[Excerpted records]
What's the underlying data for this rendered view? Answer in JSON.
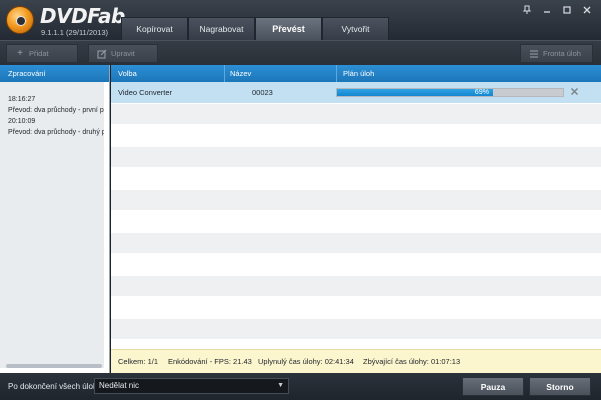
{
  "app": {
    "name": "DVDFab",
    "version": "9.1.1.1 (29/11/2013)"
  },
  "tabs": [
    {
      "label": "Kopírovat",
      "active": false
    },
    {
      "label": "Nagrabovat",
      "active": false
    },
    {
      "label": "Převést",
      "active": true
    },
    {
      "label": "Vytvořit",
      "active": false
    }
  ],
  "window_controls": {
    "pin": "pin-icon",
    "minimize": "minimize-icon",
    "maximize": "maximize-icon",
    "close": "close-icon"
  },
  "toolbar": {
    "add_label": "Přidat",
    "edit_label": "Upravit",
    "queue_label": "Fronta úloh"
  },
  "left_panel": {
    "header": "Zpracování",
    "log": [
      "18:16:27",
      "Převod: dva průchody - první průc",
      "20:10:09",
      "Převod: dva průchody - druhý průc"
    ]
  },
  "main": {
    "columns": {
      "option": "Volba",
      "name": "Název",
      "task_plan": "Plán úloh"
    },
    "tasks": [
      {
        "option": "Video Converter",
        "name": "00023",
        "progress_percent": 69,
        "progress_label": "69%"
      }
    ],
    "status": {
      "total": "Celkem: 1/1",
      "fps": "Enkódování - FPS: 21.43",
      "elapsed": "Uplynulý čas úlohy: 02:41:34",
      "remaining": "Zbývající čas úlohy: 01:07:13"
    }
  },
  "bottom": {
    "after_label": "Po dokončení všech úloh:",
    "after_value": "Nedělat nic",
    "pause_label": "Pauza",
    "cancel_label": "Storno"
  },
  "colors": {
    "accent_blue": "#1f7fc4",
    "progress_fill": "#1a90d8",
    "status_bg": "#fcf6cf",
    "selected_row": "#c3e0f3"
  }
}
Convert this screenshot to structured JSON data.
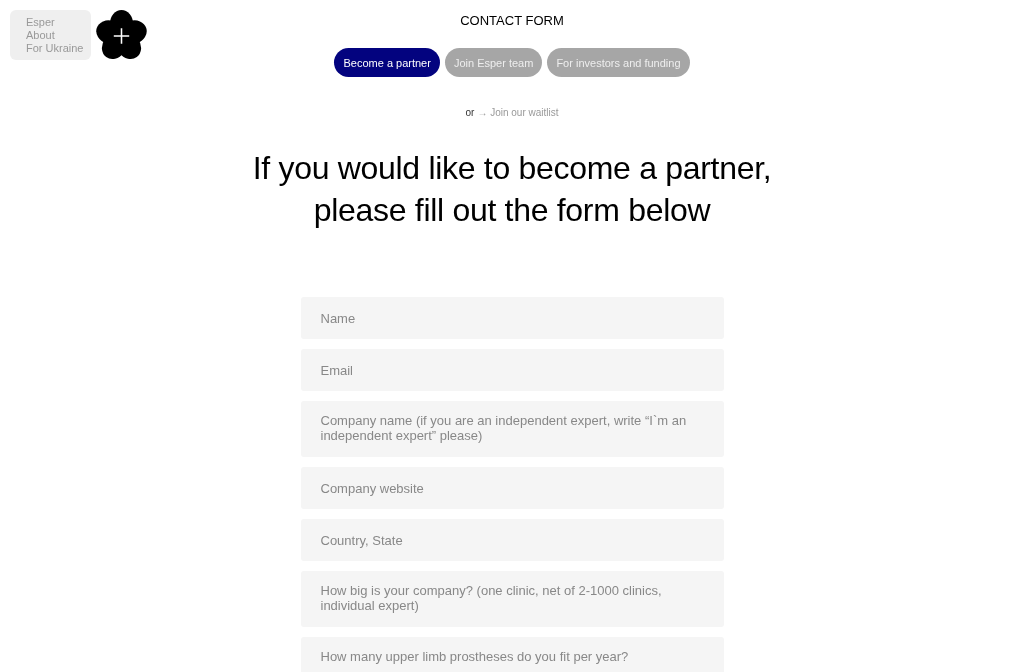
{
  "menu": {
    "items": [
      "Esper",
      "About",
      "For Ukraine"
    ]
  },
  "title": "CONTACT FORM",
  "tabs": [
    {
      "label": "Become a partner",
      "selected": true
    },
    {
      "label": "Join Esper team",
      "selected": false
    },
    {
      "label": "For investors and funding",
      "selected": false
    }
  ],
  "waitlist": {
    "prefix": "or",
    "link": "→ Join our waitlist"
  },
  "heading": "If you would like to become a partner, please fill out the form below",
  "fields": [
    {
      "placeholder": "Name",
      "kind": "line"
    },
    {
      "placeholder": "Email",
      "kind": "line"
    },
    {
      "placeholder": "Company name (if you are an independent expert, write “I`m an independent expert” please)",
      "kind": "multi"
    },
    {
      "placeholder": "Company website",
      "kind": "line"
    },
    {
      "placeholder": "Country, State",
      "kind": "line"
    },
    {
      "placeholder": "How big is your company? (one clinic, net of 2-1000 clinics, individual expert)",
      "kind": "multi"
    },
    {
      "placeholder": "How many upper limb prostheses do you fit per year?",
      "kind": "multi"
    }
  ]
}
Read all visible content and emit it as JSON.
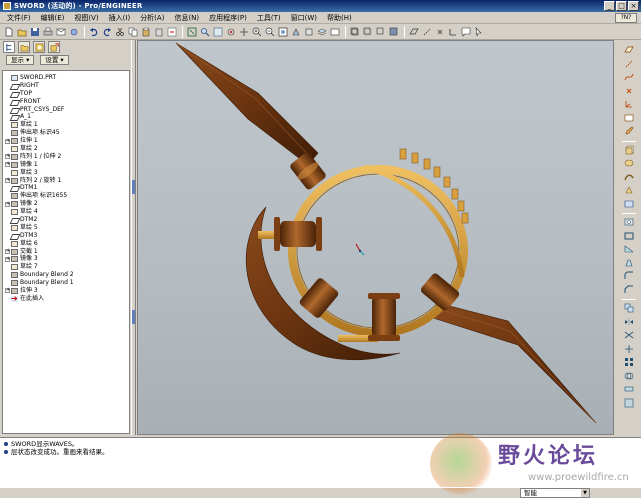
{
  "window": {
    "title": "SWORD (活动的) - Pro/ENGINEER",
    "buttons": [
      "_",
      "□",
      "×"
    ]
  },
  "menubar": {
    "items": [
      "文件(F)",
      "编辑(E)",
      "视图(V)",
      "插入(I)",
      "分析(A)",
      "信息(N)",
      "应用程序(P)",
      "工具(T)",
      "窗口(W)",
      "帮助(H)"
    ],
    "help_badge": "?N?"
  },
  "tree_controls": {
    "show_label": "显示 ▾",
    "settings_label": "设置 ▾"
  },
  "model_tree": [
    {
      "label": "SWORD.PRT",
      "type": "part",
      "expandable": false
    },
    {
      "label": "RIGHT",
      "type": "datum",
      "expandable": false
    },
    {
      "label": "TOP",
      "type": "datum",
      "expandable": false
    },
    {
      "label": "FRONT",
      "type": "datum",
      "expandable": false
    },
    {
      "label": "PRT_CSYS_DEF",
      "type": "csys",
      "expandable": false
    },
    {
      "label": "A_1",
      "type": "axis",
      "expandable": false
    },
    {
      "label": "草绘 1",
      "type": "sketch",
      "expandable": false
    },
    {
      "label": "伸出项 标识45",
      "type": "feat",
      "expandable": false
    },
    {
      "label": "拉伸 1",
      "type": "feat",
      "expandable": true
    },
    {
      "label": "草绘 2",
      "type": "sketch",
      "expandable": false
    },
    {
      "label": "阵列 1 / 拉伸 2",
      "type": "feat",
      "expandable": true
    },
    {
      "label": "镜像 1",
      "type": "feat",
      "expandable": true
    },
    {
      "label": "草绘 3",
      "type": "sketch",
      "expandable": false
    },
    {
      "label": "阵列 2 / 旋转 1",
      "type": "feat",
      "expandable": true
    },
    {
      "label": "DTM1",
      "type": "datum",
      "expandable": false
    },
    {
      "label": "伸出项 标识1655",
      "type": "feat",
      "expandable": false
    },
    {
      "label": "镜像 2",
      "type": "feat",
      "expandable": true
    },
    {
      "label": "草绘 4",
      "type": "sketch",
      "expandable": false
    },
    {
      "label": "DTM2",
      "type": "datum",
      "expandable": false
    },
    {
      "label": "草绘 5",
      "type": "sketch",
      "expandable": false
    },
    {
      "label": "DTM3",
      "type": "datum",
      "expandable": false
    },
    {
      "label": "草绘 6",
      "type": "sketch",
      "expandable": false
    },
    {
      "label": "交截 1",
      "type": "feat",
      "expandable": true
    },
    {
      "label": "镜像 3",
      "type": "feat",
      "expandable": true
    },
    {
      "label": "草绘 7",
      "type": "sketch",
      "expandable": false
    },
    {
      "label": "Boundary Blend 2",
      "type": "feat",
      "expandable": false
    },
    {
      "label": "Boundary Blend 1",
      "type": "feat",
      "expandable": false
    },
    {
      "label": "拉伸 3",
      "type": "feat",
      "expandable": true
    },
    {
      "label": "在此插入",
      "type": "insert",
      "expandable": false
    }
  ],
  "messages": [
    "SWORD显示WAVES。",
    "层状态改变成功。重画来看结果。"
  ],
  "watermark": {
    "title": "野火论坛",
    "url": "www.proewildfire.cn"
  },
  "status": {
    "filter_value": "智能"
  },
  "colors": {
    "model_brown": "#6b3410",
    "model_gold": "#d9a040",
    "titlebar": "#0a246a"
  }
}
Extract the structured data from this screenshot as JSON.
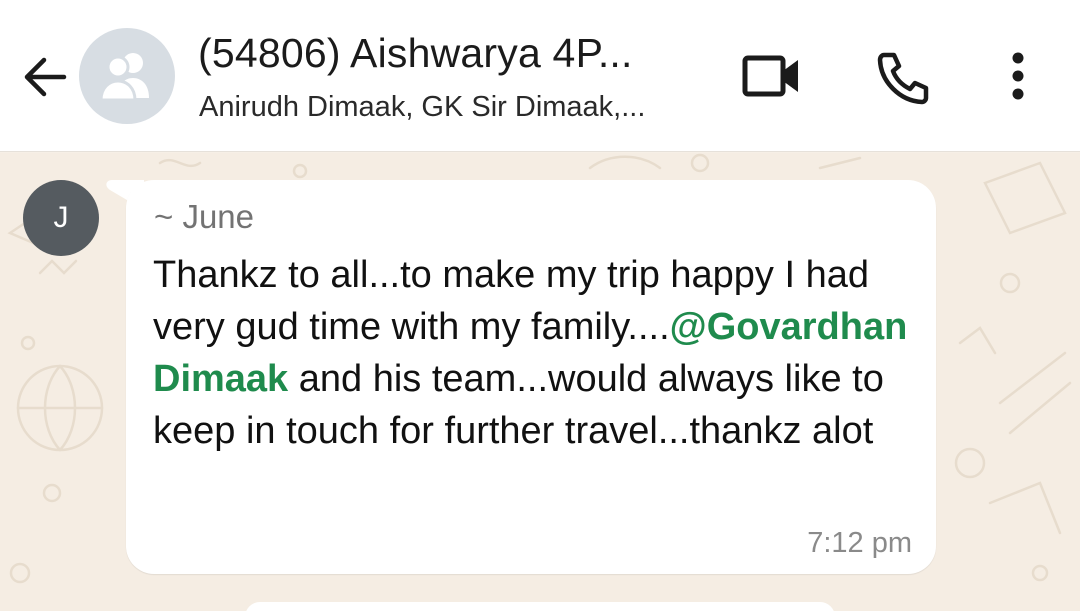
{
  "header": {
    "title": "(54806) Aishwarya  4P...",
    "subtitle": "Anirudh Dimaak, GK Sir Dimaak,...",
    "icons": {
      "back": "arrow-left-icon",
      "avatar": "group-icon",
      "video": "video-call-icon",
      "call": "phone-icon",
      "menu": "more-vert-icon"
    }
  },
  "message": {
    "avatar_initial": "J",
    "sender": "~ June",
    "text_part1": "Thankz to all...to make my trip happy I had very gud time with my family....",
    "mention": "@Govardhan Dimaak",
    "text_part2": "  and his team...would always like to keep in touch for further travel...thankz alot",
    "time": "7:12 pm"
  },
  "colors": {
    "chat_background": "#f5ede3",
    "bubble": "#ffffff",
    "mention": "#1f8b4d",
    "avatar_background": "#555b60",
    "group_avatar_background": "#d7dde3"
  }
}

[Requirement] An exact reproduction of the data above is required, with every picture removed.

[Solution for this problem]
What's the underlying data for this rendered view? Answer in JSON.
{
  "app": {
    "name": "DVDFab",
    "version": "9.1.1.1 (29/11/2013)"
  },
  "tabs": [
    {
      "label": "Kopírovat",
      "active": false
    },
    {
      "label": "Nagrabovat",
      "active": false
    },
    {
      "label": "Převést",
      "active": true
    },
    {
      "label": "Vytvořit",
      "active": false
    }
  ],
  "window_controls": {
    "pin": "pin-icon",
    "minimize": "minimize-icon",
    "maximize": "maximize-icon",
    "close": "close-icon"
  },
  "toolbar": {
    "add_label": "Přidat",
    "edit_label": "Upravit",
    "queue_label": "Fronta úloh"
  },
  "left_panel": {
    "header": "Zpracování",
    "log": [
      "18:16:27",
      "Převod: dva průchody - první průc",
      "20:10:09",
      "Převod: dva průchody - druhý průc"
    ]
  },
  "main": {
    "columns": {
      "option": "Volba",
      "name": "Název",
      "task_plan": "Plán úloh"
    },
    "tasks": [
      {
        "option": "Video Converter",
        "name": "00023",
        "progress_percent": 69,
        "progress_label": "69%"
      }
    ],
    "status": {
      "total": "Celkem: 1/1",
      "fps": "Enkódování - FPS: 21.43",
      "elapsed": "Uplynulý čas úlohy: 02:41:34",
      "remaining": "Zbývající čas úlohy: 01:07:13"
    }
  },
  "bottom": {
    "after_label": "Po dokončení všech úloh:",
    "after_value": "Nedělat nic",
    "pause_label": "Pauza",
    "cancel_label": "Storno"
  },
  "colors": {
    "accent_blue": "#1f7fc4",
    "progress_fill": "#1a90d8",
    "status_bg": "#fcf6cf",
    "selected_row": "#c3e0f3"
  }
}
Convert this screenshot to structured JSON data.
{
  "menu": {
    "items": [
      "Esper",
      "About",
      "For Ukraine"
    ]
  },
  "title": "CONTACT FORM",
  "tabs": [
    {
      "label": "Become a partner",
      "selected": true
    },
    {
      "label": "Join Esper team",
      "selected": false
    },
    {
      "label": "For investors and funding",
      "selected": false
    }
  ],
  "waitlist": {
    "prefix": "or",
    "link": "→ Join our waitlist"
  },
  "heading": "If you would like to become a partner, please fill out the form below",
  "fields": [
    {
      "placeholder": "Name",
      "kind": "line"
    },
    {
      "placeholder": "Email",
      "kind": "line"
    },
    {
      "placeholder": "Company name (if you are an independent expert, write “I`m an independent expert” please)",
      "kind": "multi"
    },
    {
      "placeholder": "Company website",
      "kind": "line"
    },
    {
      "placeholder": "Country, State",
      "kind": "line"
    },
    {
      "placeholder": "How big is your company? (one clinic, net of 2-1000 clinics, individual expert)",
      "kind": "multi"
    },
    {
      "placeholder": "How many upper limb prostheses do you fit per year?",
      "kind": "multi"
    }
  ]
}
Read all visible content and emit it as JSON.
{
  "window": {
    "title": "SWORD (活动的) - Pro/ENGINEER",
    "buttons": [
      "_",
      "□",
      "×"
    ]
  },
  "menubar": {
    "items": [
      "文件(F)",
      "编辑(E)",
      "视图(V)",
      "插入(I)",
      "分析(A)",
      "信息(N)",
      "应用程序(P)",
      "工具(T)",
      "窗口(W)",
      "帮助(H)"
    ],
    "help_badge": "?N?"
  },
  "tree_controls": {
    "show_label": "显示 ▾",
    "settings_label": "设置 ▾"
  },
  "model_tree": [
    {
      "label": "SWORD.PRT",
      "type": "part",
      "expandable": false
    },
    {
      "label": "RIGHT",
      "type": "datum",
      "expandable": false
    },
    {
      "label": "TOP",
      "type": "datum",
      "expandable": false
    },
    {
      "label": "FRONT",
      "type": "datum",
      "expandable": false
    },
    {
      "label": "PRT_CSYS_DEF",
      "type": "csys",
      "expandable": false
    },
    {
      "label": "A_1",
      "type": "axis",
      "expandable": false
    },
    {
      "label": "草绘 1",
      "type": "sketch",
      "expandable": false
    },
    {
      "label": "伸出项 标识45",
      "type": "feat",
      "expandable": false
    },
    {
      "label": "拉伸 1",
      "type": "feat",
      "expandable": true
    },
    {
      "label": "草绘 2",
      "type": "sketch",
      "expandable": false
    },
    {
      "label": "阵列 1 / 拉伸 2",
      "type": "feat",
      "expandable": true
    },
    {
      "label": "镜像 1",
      "type": "feat",
      "expandable": true
    },
    {
      "label": "草绘 3",
      "type": "sketch",
      "expandable": false
    },
    {
      "label": "阵列 2 / 旋转 1",
      "type": "feat",
      "expandable": true
    },
    {
      "label": "DTM1",
      "type": "datum",
      "expandable": false
    },
    {
      "label": "伸出项 标识1655",
      "type": "feat",
      "expandable": false
    },
    {
      "label": "镜像 2",
      "type": "feat",
      "expandable": true
    },
    {
      "label": "草绘 4",
      "type": "sketch",
      "expandable": false
    },
    {
      "label": "DTM2",
      "type": "datum",
      "expandable": false
    },
    {
      "label": "草绘 5",
      "type": "sketch",
      "expandable": false
    },
    {
      "label": "DTM3",
      "type": "datum",
      "expandable": false
    },
    {
      "label": "草绘 6",
      "type": "sketch",
      "expandable": false
    },
    {
      "label": "交截 1",
      "type": "feat",
      "expandable": true
    },
    {
      "label": "镜像 3",
      "type": "feat",
      "expandable": true
    },
    {
      "label": "草绘 7",
      "type": "sketch",
      "expandable": false
    },
    {
      "label": "Boundary Blend 2",
      "type": "feat",
      "expandable": false
    },
    {
      "label": "Boundary Blend 1",
      "type": "feat",
      "expandable": false
    },
    {
      "label": "拉伸 3",
      "type": "feat",
      "expandable": true
    },
    {
      "label": "在此插入",
      "type": "insert",
      "expandable": false
    }
  ],
  "messages": [
    "SWORD显示WAVES。",
    "层状态改变成功。重画来看结果。"
  ],
  "watermark": {
    "title": "野火论坛",
    "url": "www.proewildfire.cn"
  },
  "status": {
    "filter_value": "智能"
  },
  "colors": {
    "model_brown": "#6b3410",
    "model_gold": "#d9a040",
    "titlebar": "#0a246a"
  }
}
Extract the structured data from this screenshot as JSON.
{
  "header": {
    "title": "(54806) Aishwarya  4P...",
    "subtitle": "Anirudh Dimaak, GK Sir Dimaak,...",
    "icons": {
      "back": "arrow-left-icon",
      "avatar": "group-icon",
      "video": "video-call-icon",
      "call": "phone-icon",
      "menu": "more-vert-icon"
    }
  },
  "message": {
    "avatar_initial": "J",
    "sender": "~ June",
    "text_part1": "Thankz to all...to make my trip happy I had very gud time with my family....",
    "mention": "@Govardhan Dimaak",
    "text_part2": "  and his team...would always like to keep in touch for further travel...thankz alot",
    "time": "7:12 pm"
  },
  "colors": {
    "chat_background": "#f5ede3",
    "bubble": "#ffffff",
    "mention": "#1f8b4d",
    "avatar_background": "#555b60",
    "group_avatar_background": "#d7dde3"
  }
}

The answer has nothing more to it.